===== DATA FOR THIS TASK

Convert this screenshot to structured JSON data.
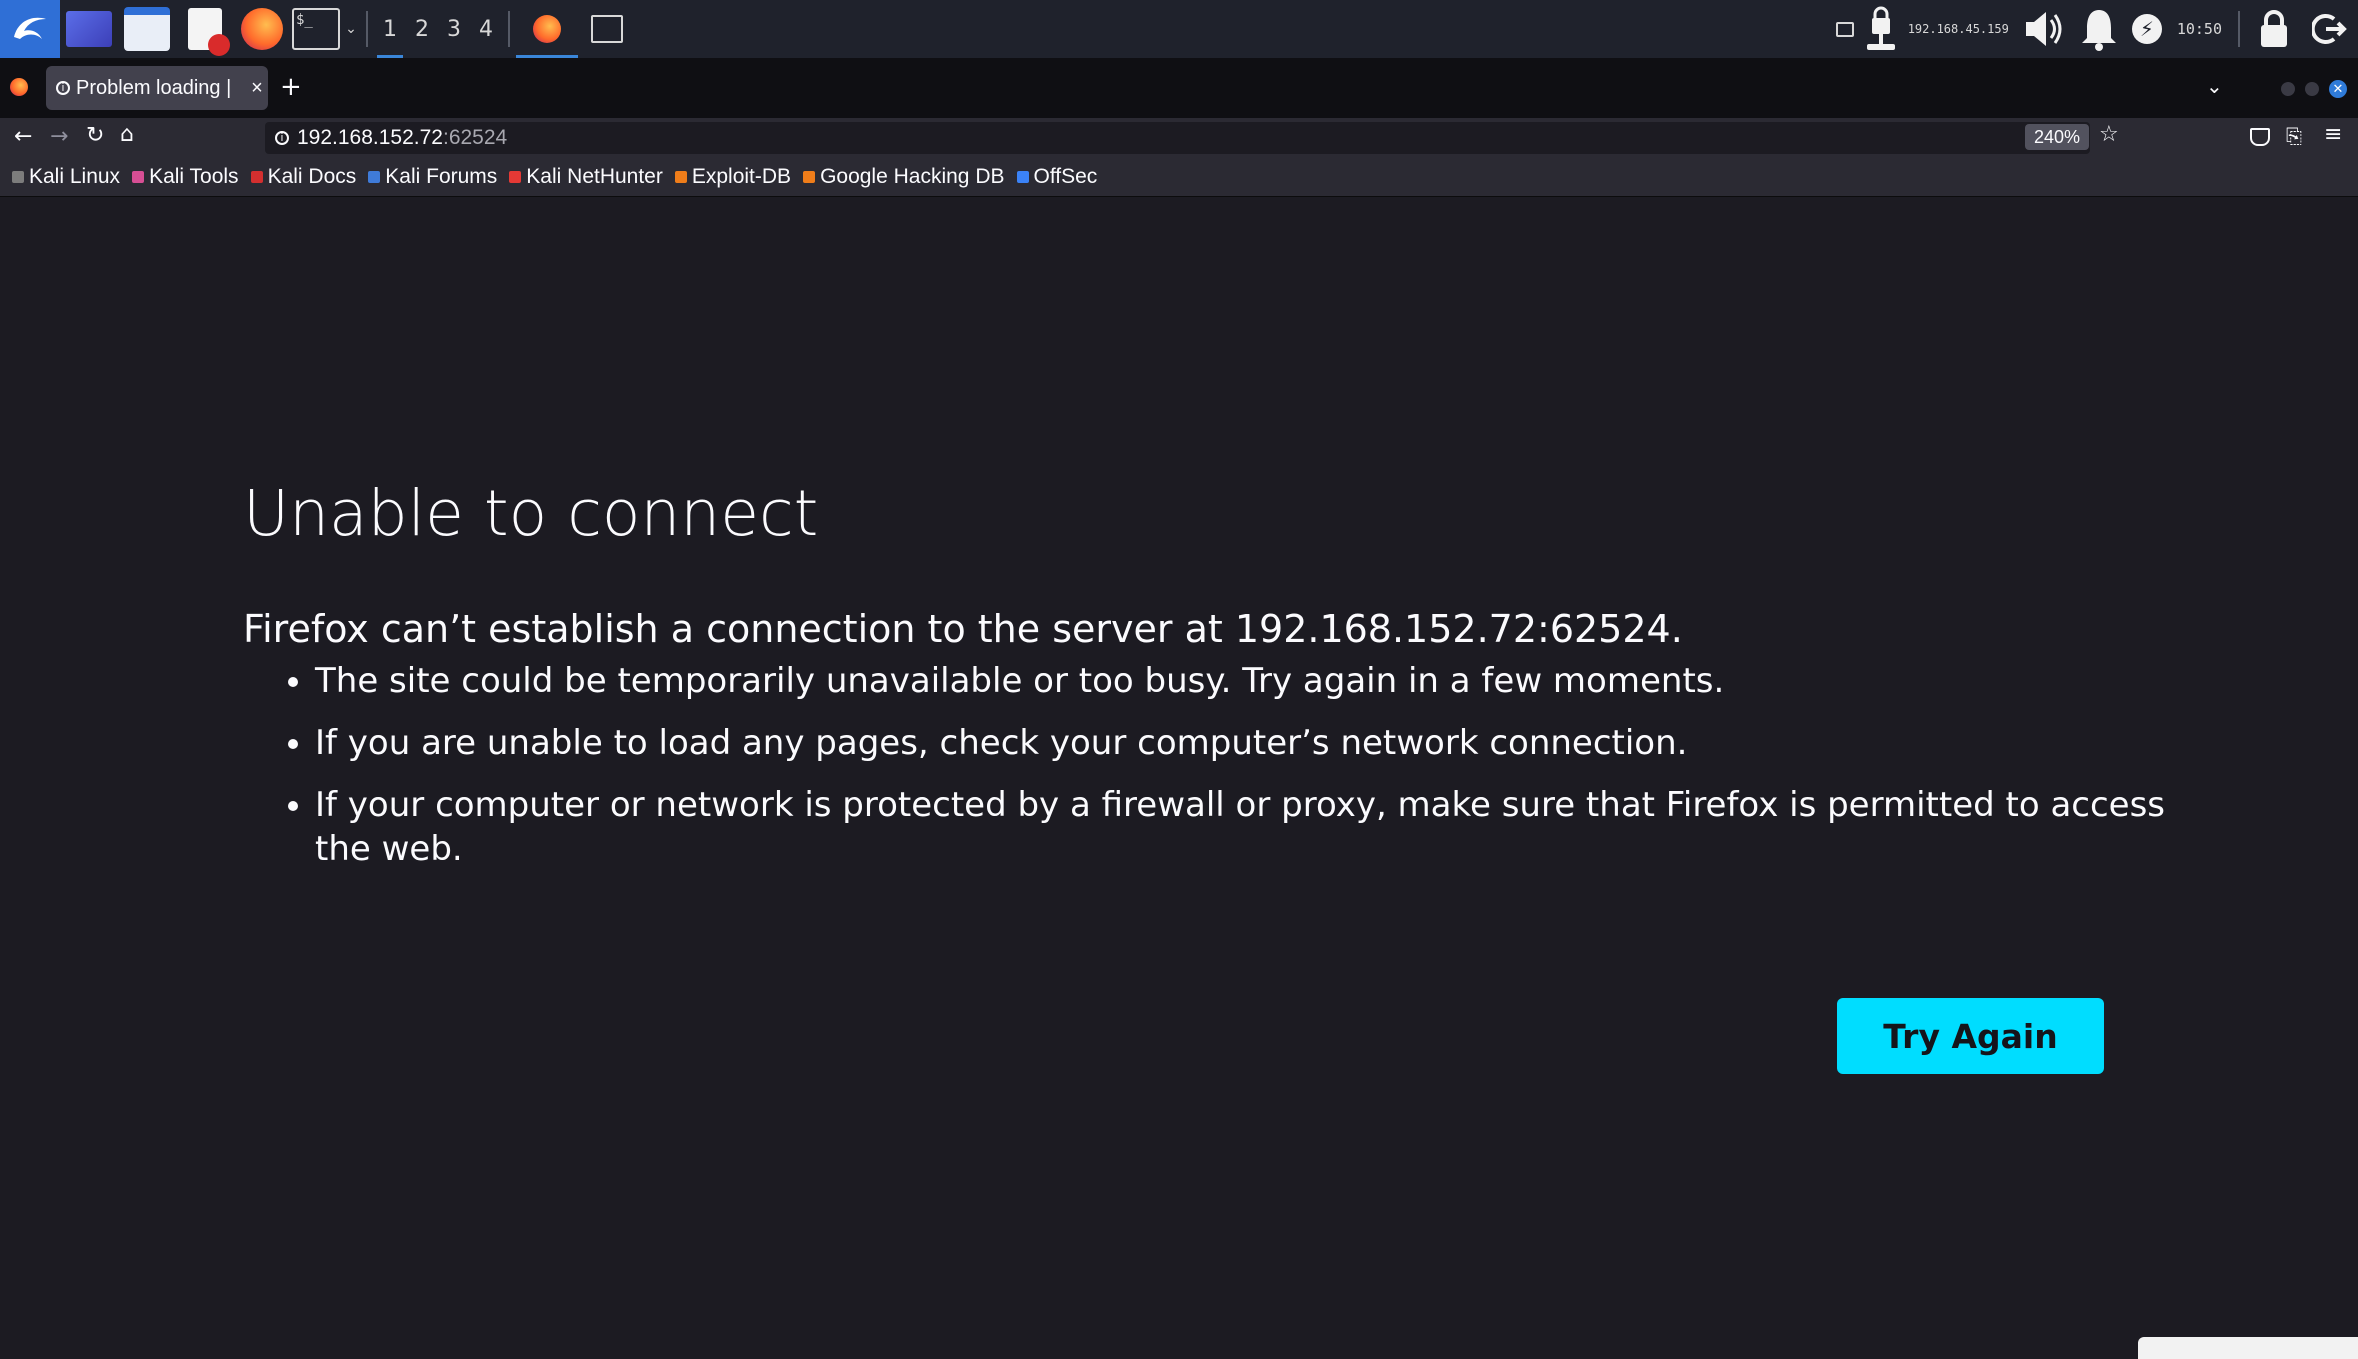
{
  "taskbar": {
    "workspaces": [
      "1",
      "2",
      "3",
      "4"
    ],
    "active_workspace": "1",
    "network_ip": "192.168.45.159",
    "clock": "10:50"
  },
  "browser": {
    "tab": {
      "title": "Problem loading |",
      "close": "×"
    },
    "new_tab": "+",
    "url": {
      "host": "192.168.152.72",
      "port": ":62524"
    },
    "zoom": "240%",
    "bookmarks": [
      {
        "label": "Kali Linux",
        "color": "#7c7c7c"
      },
      {
        "label": "Kali Tools",
        "color": "#d74e94"
      },
      {
        "label": "Kali Docs",
        "color": "#d32f2f"
      },
      {
        "label": "Kali Forums",
        "color": "#3f7bd9"
      },
      {
        "label": "Kali NetHunter",
        "color": "#e53935"
      },
      {
        "label": "Exploit-DB",
        "color": "#ef7d1a"
      },
      {
        "label": "Google Hacking DB",
        "color": "#ef7d1a"
      },
      {
        "label": "OffSec",
        "color": "#3b82f6"
      }
    ]
  },
  "error_page": {
    "title": "Unable to connect",
    "description": "Firefox can’t establish a connection to the server at 192.168.152.72:62524.",
    "reasons": [
      "The site could be temporarily unavailable or too busy. Try again in a few moments.",
      "If you are unable to load any pages, check your computer’s network connection.",
      "If your computer or network is protected by a firewall or proxy, make sure that Firefox is permitted to access the web."
    ],
    "button": "Try Again"
  },
  "colors": {
    "accent": "#00ddff",
    "background": "#1c1b22",
    "chrome": "#2b2a33"
  }
}
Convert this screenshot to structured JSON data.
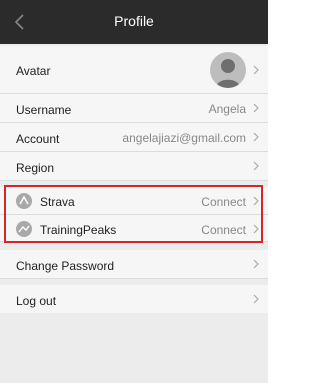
{
  "header": {
    "title": "Profile",
    "back_icon": "chevron-left-icon"
  },
  "rows": {
    "avatar": {
      "label": "Avatar"
    },
    "username": {
      "label": "Username",
      "value": "Angela"
    },
    "account": {
      "label": "Account",
      "value": "angelajiazi@gmail.com"
    },
    "region": {
      "label": "Region"
    },
    "strava": {
      "label": "Strava",
      "action": "Connect",
      "icon": "strava-icon"
    },
    "trainingpeaks": {
      "label": "TrainingPeaks",
      "action": "Connect",
      "icon": "trainingpeaks-icon"
    },
    "change_password": {
      "label": "Change Password"
    },
    "log_out": {
      "label": "Log out"
    }
  },
  "colors": {
    "navbar": "#2b2b2b",
    "highlight": "#d9252a",
    "background": "#ececec",
    "row": "#f6f6f6"
  }
}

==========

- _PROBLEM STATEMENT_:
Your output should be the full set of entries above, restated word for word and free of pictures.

- _SOLUTION FOR THIS EXERCISE_:
Convert this screenshot to structured JSON data.
{
  "taskbar": {
    "workspaces": [
      "1",
      "2",
      "3",
      "4"
    ],
    "active_workspace": "1",
    "network_ip": "192.168.45.159",
    "clock": "10:50"
  },
  "browser": {
    "tab": {
      "title": "Problem loading |",
      "close": "×"
    },
    "new_tab": "+",
    "url": {
      "host": "192.168.152.72",
      "port": ":62524"
    },
    "zoom": "240%",
    "bookmarks": [
      {
        "label": "Kali Linux",
        "color": "#7c7c7c"
      },
      {
        "label": "Kali Tools",
        "color": "#d74e94"
      },
      {
        "label": "Kali Docs",
        "color": "#d32f2f"
      },
      {
        "label": "Kali Forums",
        "color": "#3f7bd9"
      },
      {
        "label": "Kali NetHunter",
        "color": "#e53935"
      },
      {
        "label": "Exploit-DB",
        "color": "#ef7d1a"
      },
      {
        "label": "Google Hacking DB",
        "color": "#ef7d1a"
      },
      {
        "label": "OffSec",
        "color": "#3b82f6"
      }
    ]
  },
  "error_page": {
    "title": "Unable to connect",
    "description": "Firefox can’t establish a connection to the server at 192.168.152.72:62524.",
    "reasons": [
      "The site could be temporarily unavailable or too busy. Try again in a few moments.",
      "If you are unable to load any pages, check your computer’s network connection.",
      "If your computer or network is protected by a firewall or proxy, make sure that Firefox is permitted to access the web."
    ],
    "button": "Try Again"
  },
  "colors": {
    "accent": "#00ddff",
    "background": "#1c1b22",
    "chrome": "#2b2a33"
  }
}
Convert this screenshot to structured JSON data.
{
  "header": {
    "title": "Profile",
    "back_icon": "chevron-left-icon"
  },
  "rows": {
    "avatar": {
      "label": "Avatar"
    },
    "username": {
      "label": "Username",
      "value": "Angela"
    },
    "account": {
      "label": "Account",
      "value": "angelajiazi@gmail.com"
    },
    "region": {
      "label": "Region"
    },
    "strava": {
      "label": "Strava",
      "action": "Connect",
      "icon": "strava-icon"
    },
    "trainingpeaks": {
      "label": "TrainingPeaks",
      "action": "Connect",
      "icon": "trainingpeaks-icon"
    },
    "change_password": {
      "label": "Change Password"
    },
    "log_out": {
      "label": "Log out"
    }
  },
  "colors": {
    "navbar": "#2b2b2b",
    "highlight": "#d9252a",
    "background": "#ececec",
    "row": "#f6f6f6"
  }
}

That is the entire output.